The Matter of H. Estrada: Overview

 

Introduction: Matter of H. Estrada

Matter of H. EstradaOn May 27, 2016, the Board of Immigration Appeals (BIA) issued a precedent decision titled the Matter of H. Estrada, 26 I&N Dec. 749 (BIA 2016) [PDF version]. The decision dealt with two issues regarding criminal aliens. Firstly, the Board found that the “circumstance-specific approach” may be used to determine whether a conviction is for a crime of domestic violence under the deportability provision in section 237(a)(2)(E)(i) of the Immigration and Nationality Act (INA). Secondly, the Board determined that when a sentence is ambiguous as to whether an alien was sentenced to probation or a probated term of imprisonment-with respect to determining whether the alien was sentenced to a term of imprisonment of at least 1 year for purpose of his conviction qualifying as an aggravated felony for a crime of violence under section 101(a)(43)(F)-“a clarification order issued by the sentencing judge to correct an obvious discrepancy in [the] original order will be given effect” in determining whether the alien was sentenced to a term of imprisonment of 1 year.

In this article, we will provide a brief overview of the facts of the case, its procedural history, and the Board's decision.

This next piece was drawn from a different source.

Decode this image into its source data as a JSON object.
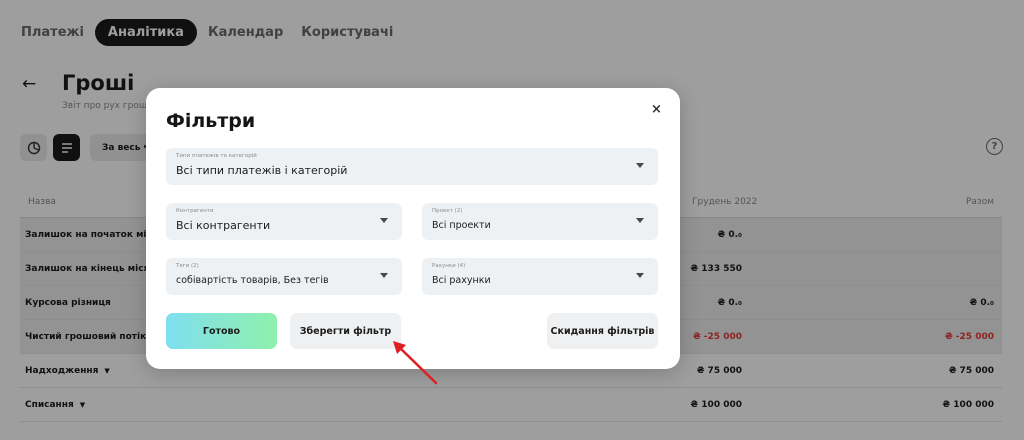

To learn about the issues in the Matter of H. Estrada in depth, please see our full articles on the Board's reasoning.

  • See our article about Analyzing When a Conviction is for a Crime of Domestic Violence in the Matter of H. Estrada [see article]; and
  • See our article about Deference to Clarifying Orders to Determine Length of Term of Imprisonment in the Matter of H. Estrada [see article].

Facts of the Case and Procedural History

The respondent became a lawful permanent resident (LPR) in 1991. In 1999, he was convicted of simple battery in violation of section 16-5-23(a)(2) of the Georgia Code Annotated under a guilty plea. The Department of Homeland Security (DHS) initiated removal proceedings against the respondent on the basis of this conviction.

The Immigration Judge found that the respondent was removable under two sections of the INA. Firstly, the Immigration Judge found that the respondent was removable under section 237(a)(2)(E)(i), “as an alien convicted of a crime of domestic violence.” Secondly, the Immigration Judge found that the respondent was removable under section 237(a)(2)(A)(iii), as an alien who was convicted of an aggravated felony for a crime of violence [see section]. Furthermore, because the Immigration Judge found that the respondent had committed an aggravated felony [see article], the respondent was found to be ineligible to pursue cancellation of removal under section 240A(a)(3) [see article].

The respondent appealed the decision to the BIA, arguing that his conviction was neither for a crime of domestic violence nor an aggravated felony for a crime of violence. Accordingly, the respondent argued that he was eligible to pursue cancellation of removal.

Decision

The Board dismissed the respondent's appeal in part and sustained the appeal in part. The Board dismissed the respondent's appeal with regard to section 237(a)(2)(A)(iii), finding that his conviction was for a crime of domestic violence under the INA. However, the Board sustained the respondent's appeal in finding that because he was not sentenced to a term of imprisonment of at least one year, his conviction was not for an aggravated felony under section 101(a)(43)(F).

The Board remanded the record back to the Immigration Judge for further proceedings. Because the respondent is no longer convicted of an aggravated felony, he is statutorily eligible to pursue cancellation of removal.

Conclusion

The Matter of H. Estrada touches on two interesting issues having to do with criminal aliens [see section]. We encourage you to read our full articles on each of the main issues presented in the Matter of H. Estrada [see section].